THE impersonator, who had her breakthrough on Britain’s Got Talent earlier this year, tells EDWIN GILSON about mimicking famous singers and why she was so nervous on television

IMPRESSIONS are less a career than a way of life for Jess Robinson.

On any given day she might break into an uncanny celebrity impersonation, whether she’s performing a show or motivating herself to do a household chore.

“When I’m on my own and a bit lonely I use different voices to do different things,” she says. “If I need to do the dishes I’ll put on Janet Street Porter’s voice: ‘get on with it’. It’s really sad. I’m a slightly unstable person.”

The nation was introduced to Robinson and her special skill when she took to the Britain’s Got Talent stage earlier this year, reeling off impression after impression. Her first performance on the show was a BGT classic; the awkward chit-chat with the judges, Ant and Dec looking on from the wings with trepidation, and then Robinson wowing the room with a belting rendition (or lots of renditions).

The video of her triumph has been viewed over two million times on YouTube. And yet very few people realised that Robinson had been making a career from Impersonations for years before that. That’s why she was so anxious on the show.

“It was mad. I’ve never been so nervous in my life. Because I was doing it professionally already, I was afraid Simon Cowell would say I was no good and it would affect the rest of my career.”

To make matters worse, the BGT cameras were constantly in her face, asking her how apprehensive she was. “You just have to hype yourself up into a frenzy in that situation,” she says. “It felt like the stakes were high.”

The producers of the TV programme had approached Robinson for four years before she finally agreed to go onto the show. If you were a cynic you’d argue that that fact undermines the tension of the “will they be any good?” moment, but there you go. “I had turned it down because I wanted to do it the old-fashioned way, but it gives you great exposure,” says Robinson of her time in the spotlight.

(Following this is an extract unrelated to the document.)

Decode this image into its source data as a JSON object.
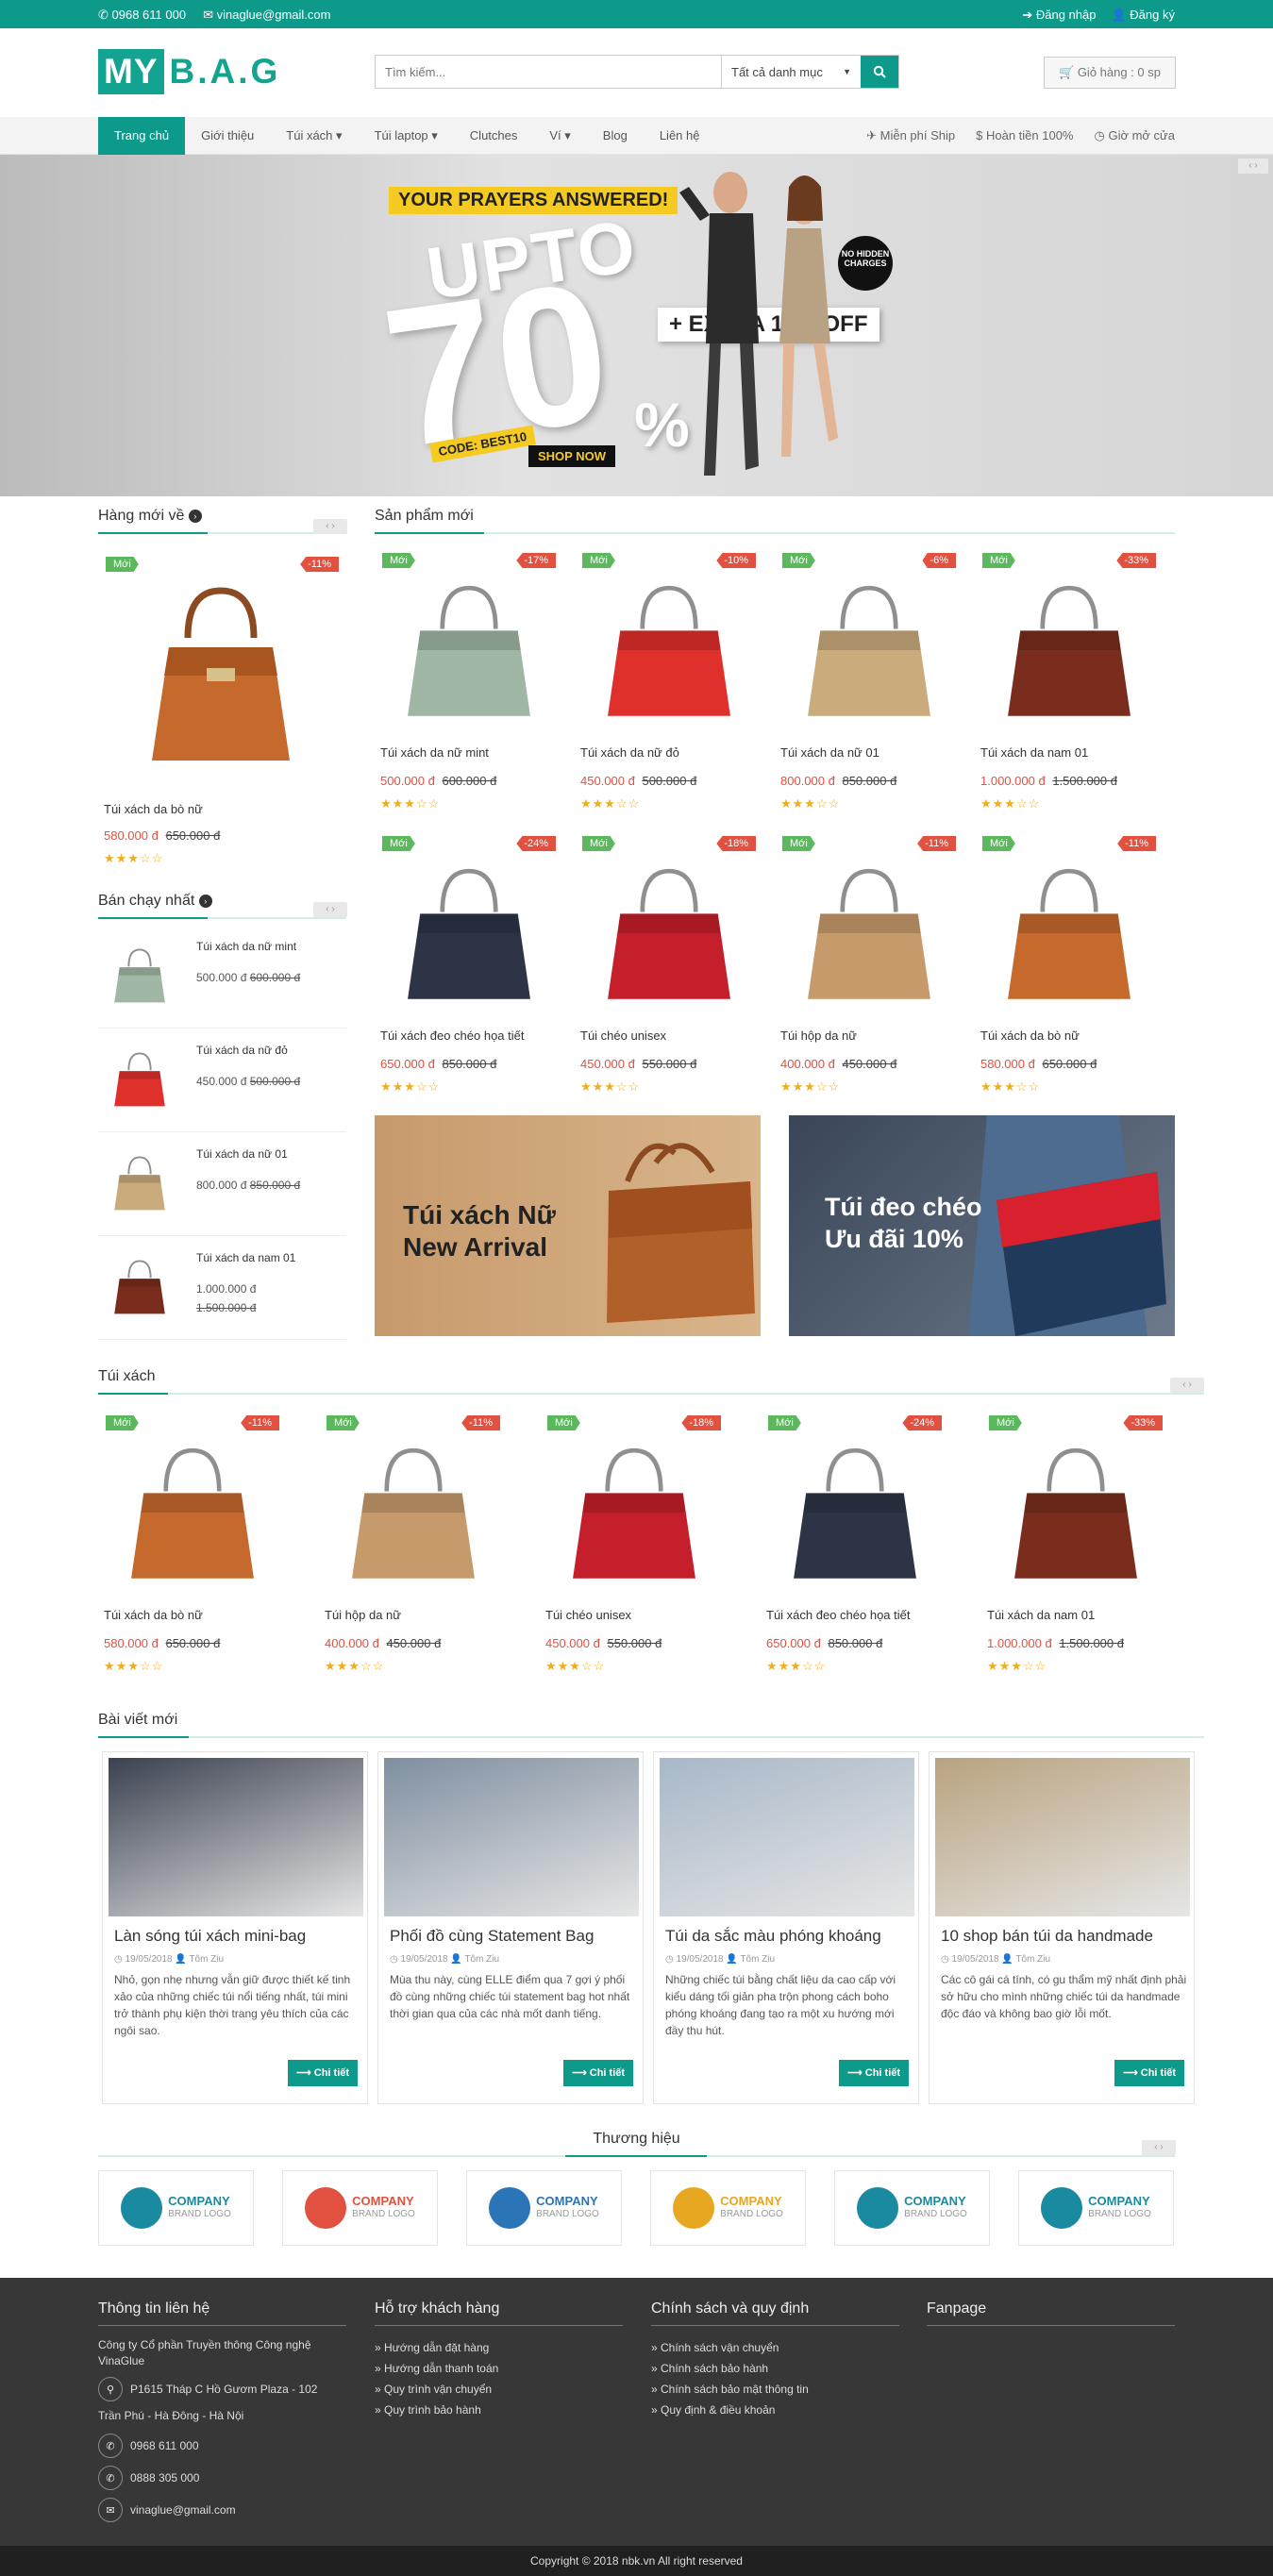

Robinson grew up in a musical household, which partly explains how she is so able to swing between impressions of Judy Garland and Nicki Minaj, to name two radically different singers. Her mother was a piano teacher who used to tinkle the ivories at Robinson’s school assemblies. Strangely, this led directly to Robinson’s profession.

“First of all it was a defence mechanism,” she explains. “Because of my mum’s role at the school, I was not cool. So I started mimicking her before my friends could. The response I got from that was addictive and intoxicating.”

Still, Robinson didn’t even dream about pursuing impersonation as a career until she was offered a part in the touring show Little Voice; a role that required her to take on a range of different characters including Marilyn Monroe.

“The only people I had ever mimicked before then were my mum and Kate Bush,” laughs Robinson. She’s been travelling around the country since, via a stint on the Radio 4 programme Dead Ringers. Her current show Here Come the Girls is her tribute to the best female singers over the last six decades. “It’s about my own love of music,” she says. “My life is nothing without it.”

Robinson admits she fears upsetting people with her impersonations but she’s hardly the kind of person to let that inhibit her personality or performance. She’s too busy having an absolute blast.

“When I’m on stage,” she says, "I'm having the best time of my life."

Jess Robinson: Here Come the Girls Komedia, Brighton, March 7. For tickets and more information visit or call 01273 647100